Even after a trade to the Los Angeles Lakers, which left the Lakers gutted, Kareem kept up the assault. The Lakers “stumbled” to a 40-42 record during this first season (1976), but Jabbar was a one man wrecking crew with 28 points, 17 rebounds, 5 assists and 4 blocks per game that season on his way to yet another MVP. These 1970s years were Kareem at his absolute finest but given the lack of exposure the NBA had in general, and Kareem’s sometimes aloof personality, they aren’t as easily relived and beloved as other NBA stars and eras have been.
And his signature move was an unstoppable shot dropped in from the heavens. The skyhook was a foregone conclusion. It operated with ceaseless predictability and effectiveness. Its perfection became mundane.

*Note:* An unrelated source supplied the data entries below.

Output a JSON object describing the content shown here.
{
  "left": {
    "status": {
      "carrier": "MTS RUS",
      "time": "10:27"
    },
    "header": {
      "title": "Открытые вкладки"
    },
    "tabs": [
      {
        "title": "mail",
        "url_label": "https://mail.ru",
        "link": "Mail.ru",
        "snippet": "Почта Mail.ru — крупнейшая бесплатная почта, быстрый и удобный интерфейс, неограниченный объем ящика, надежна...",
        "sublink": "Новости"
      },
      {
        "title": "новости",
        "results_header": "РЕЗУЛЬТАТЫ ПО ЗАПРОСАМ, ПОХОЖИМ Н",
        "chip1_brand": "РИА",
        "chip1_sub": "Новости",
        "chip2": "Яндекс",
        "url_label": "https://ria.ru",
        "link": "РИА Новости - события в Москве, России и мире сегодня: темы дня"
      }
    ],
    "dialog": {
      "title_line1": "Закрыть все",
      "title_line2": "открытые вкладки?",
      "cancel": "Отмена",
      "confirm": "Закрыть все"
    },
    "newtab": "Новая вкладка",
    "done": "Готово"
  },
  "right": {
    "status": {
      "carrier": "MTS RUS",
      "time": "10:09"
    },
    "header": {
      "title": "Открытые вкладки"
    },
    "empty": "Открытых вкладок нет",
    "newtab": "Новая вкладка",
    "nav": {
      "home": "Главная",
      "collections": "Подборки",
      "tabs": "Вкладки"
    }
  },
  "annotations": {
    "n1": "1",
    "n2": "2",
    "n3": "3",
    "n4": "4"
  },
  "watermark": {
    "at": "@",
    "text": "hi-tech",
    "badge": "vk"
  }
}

Then came Showtime in the 1980s.
The highlight clips we most often receive of Kareem came in this era and Magic Johnson’s bubbly personality allowed the public some belated appreciation for Kareem’s greatness. Indeed, Magic receives rightful credit for igniting Showtime, but when that fast break attack wasn’t humming, Kareem was the go-to safety valve. He wasn’t quite the force he was in the 1970s, but Kareem’s second act in his mid-and-late 30s was better than most men ever dream of in their youthful 20s.
At age 38 in 1986, Abdul-Jabbar was still producing 23.4 PPG for the Lakers and just the previous year had earned the NBA Finals MVP award averaging 26 PPG, 9 RPG, and 5 APG in the series.
The sheer weight and volume of his numbers have such gravity that we’re dumbfounded at its absurdity: 6 MVPs, 19 All-Star Games, 15 All-NBA Teams, the all-time leading scorer in NBA history… And all of this still hasn’t revealed the defense of the basket, especially in the 1970s, he provided with his long, lanky frame swatting shots. Nor has it touched on his deft passing and offensive arsenal (dunks, drop steps, and turn around jumpers) beyond the skyhook.
Using his endless skills, Kareem battled Wilt Chamberlain, Wes Unseld, Willis Reed, Dave Cowens, Bill Walton, Bob McAdoo, Bob Lanier, Jack Sikma, Hakeem Olajuwon, Artis Gilmore, Moses Malone, Elvin Hayes, Patrick Ewing, and got the best of all of them at one time or another.
So, if someone indeed comes around arguing for Kareem as the greatest of all-time, the argument is about as dependable and solid as Jabbar’s skyhook.